Samuel Farber, Cuba Since the Revolution of 1959: A Critical Assessment

reviewed by Mike Gonzalez

For an earlier generation Cuba came to represent the return of a dream. After a decade of Cold War and the catastrophic stand-off between the US and Russia, the Cuban revolution of 1959 announced to the world that the giant had feet of clay. The anti-imperialist sentiment spreading through Latin America had made itself felt in those times as Rockefeller and Nixon were greeted by violent demonstrations wherever they went in the region. Yet until that 1st of January it seemed that the US could... [read more]

A Double Critique

Alain Badiou, The Adventure of French Philosophy

reviewed by Marika Lysandrou

Hater of democracy, nostalgic adherent to Maoism, dogmatic promoter of insurrectionary politics — these are some of the charges laid at Alain Badiou’s door. In The Adventure of French Philosophy his engagements with thinkers such as Sartre, Deleuze and Foucault, among others, do not in themselves acquit him of such charges but a consideration of his entire body of work certainly does. Although aspects fundamental to Badiou’s thinking — such as the role of philosophy in relation to... [read more]

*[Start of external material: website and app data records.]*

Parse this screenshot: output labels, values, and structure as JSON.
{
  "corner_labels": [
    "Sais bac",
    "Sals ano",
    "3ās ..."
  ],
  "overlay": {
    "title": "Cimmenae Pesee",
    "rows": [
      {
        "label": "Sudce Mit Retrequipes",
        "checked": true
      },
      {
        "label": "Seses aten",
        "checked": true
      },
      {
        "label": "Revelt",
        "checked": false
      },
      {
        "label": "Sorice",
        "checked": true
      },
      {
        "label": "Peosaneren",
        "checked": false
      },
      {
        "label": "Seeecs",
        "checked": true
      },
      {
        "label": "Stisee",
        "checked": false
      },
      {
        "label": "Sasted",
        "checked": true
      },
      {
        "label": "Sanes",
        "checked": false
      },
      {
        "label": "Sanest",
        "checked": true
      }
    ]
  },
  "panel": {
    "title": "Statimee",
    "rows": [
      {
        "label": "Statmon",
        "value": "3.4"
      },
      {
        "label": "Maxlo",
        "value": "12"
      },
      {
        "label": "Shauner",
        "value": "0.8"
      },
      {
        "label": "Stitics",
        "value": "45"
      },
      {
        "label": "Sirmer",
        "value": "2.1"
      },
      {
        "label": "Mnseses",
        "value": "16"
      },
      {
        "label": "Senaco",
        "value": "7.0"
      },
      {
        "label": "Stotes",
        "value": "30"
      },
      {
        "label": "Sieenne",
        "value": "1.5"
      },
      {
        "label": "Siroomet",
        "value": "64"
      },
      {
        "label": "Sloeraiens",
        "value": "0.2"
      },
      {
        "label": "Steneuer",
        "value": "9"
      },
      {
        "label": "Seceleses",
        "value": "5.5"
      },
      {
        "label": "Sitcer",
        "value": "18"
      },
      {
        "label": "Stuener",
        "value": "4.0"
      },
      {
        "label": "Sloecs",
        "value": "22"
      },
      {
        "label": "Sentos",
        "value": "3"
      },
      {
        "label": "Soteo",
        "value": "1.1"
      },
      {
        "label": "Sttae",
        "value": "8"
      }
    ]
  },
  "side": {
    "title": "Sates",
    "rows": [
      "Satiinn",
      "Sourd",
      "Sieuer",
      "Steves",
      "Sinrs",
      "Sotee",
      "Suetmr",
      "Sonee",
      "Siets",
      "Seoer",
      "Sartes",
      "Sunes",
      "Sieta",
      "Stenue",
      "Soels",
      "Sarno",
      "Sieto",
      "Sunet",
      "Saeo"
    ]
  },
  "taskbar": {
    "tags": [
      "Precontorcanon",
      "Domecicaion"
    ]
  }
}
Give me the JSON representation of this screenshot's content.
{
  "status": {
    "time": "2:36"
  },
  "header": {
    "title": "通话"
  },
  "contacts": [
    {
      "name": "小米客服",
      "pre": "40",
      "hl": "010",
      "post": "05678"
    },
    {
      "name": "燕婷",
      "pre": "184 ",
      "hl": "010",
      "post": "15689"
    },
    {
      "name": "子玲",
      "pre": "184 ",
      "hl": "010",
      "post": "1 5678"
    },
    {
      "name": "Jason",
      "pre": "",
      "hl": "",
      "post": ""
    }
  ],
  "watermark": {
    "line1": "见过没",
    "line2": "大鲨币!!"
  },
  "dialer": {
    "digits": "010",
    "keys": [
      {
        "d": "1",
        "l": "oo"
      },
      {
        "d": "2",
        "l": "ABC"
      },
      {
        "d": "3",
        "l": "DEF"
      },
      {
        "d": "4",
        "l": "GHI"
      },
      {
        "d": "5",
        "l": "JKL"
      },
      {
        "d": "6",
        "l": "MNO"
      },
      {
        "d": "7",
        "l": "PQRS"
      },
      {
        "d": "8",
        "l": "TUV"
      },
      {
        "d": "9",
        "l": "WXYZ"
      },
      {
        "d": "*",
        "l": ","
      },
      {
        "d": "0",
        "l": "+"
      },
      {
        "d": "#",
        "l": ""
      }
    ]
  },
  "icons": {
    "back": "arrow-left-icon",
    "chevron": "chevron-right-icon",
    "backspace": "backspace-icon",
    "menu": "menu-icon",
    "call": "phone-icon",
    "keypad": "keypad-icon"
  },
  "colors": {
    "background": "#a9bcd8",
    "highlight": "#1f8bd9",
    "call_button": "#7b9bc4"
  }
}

The Last Word

Geoff Dyer, Zona: A Book About a Film About a Journey to a Room

reviewed by Dan Barrow

It's the image, perhaps, of the back of a man’s balding head, bobbing slightly as he creeps towards a building where he neither wholly wishes to go, nor is wholly expected. Or a tracking shot of scattered coins, a Russian icon, lying on black and white tiles, under a glistering layer of water (a similar flicker – a film, notably, of flame in a grate – prompted Coleridge to reminiscence in ’Frost at Midnight’). Or a dog making its way without trepidation through the water on the... [read more]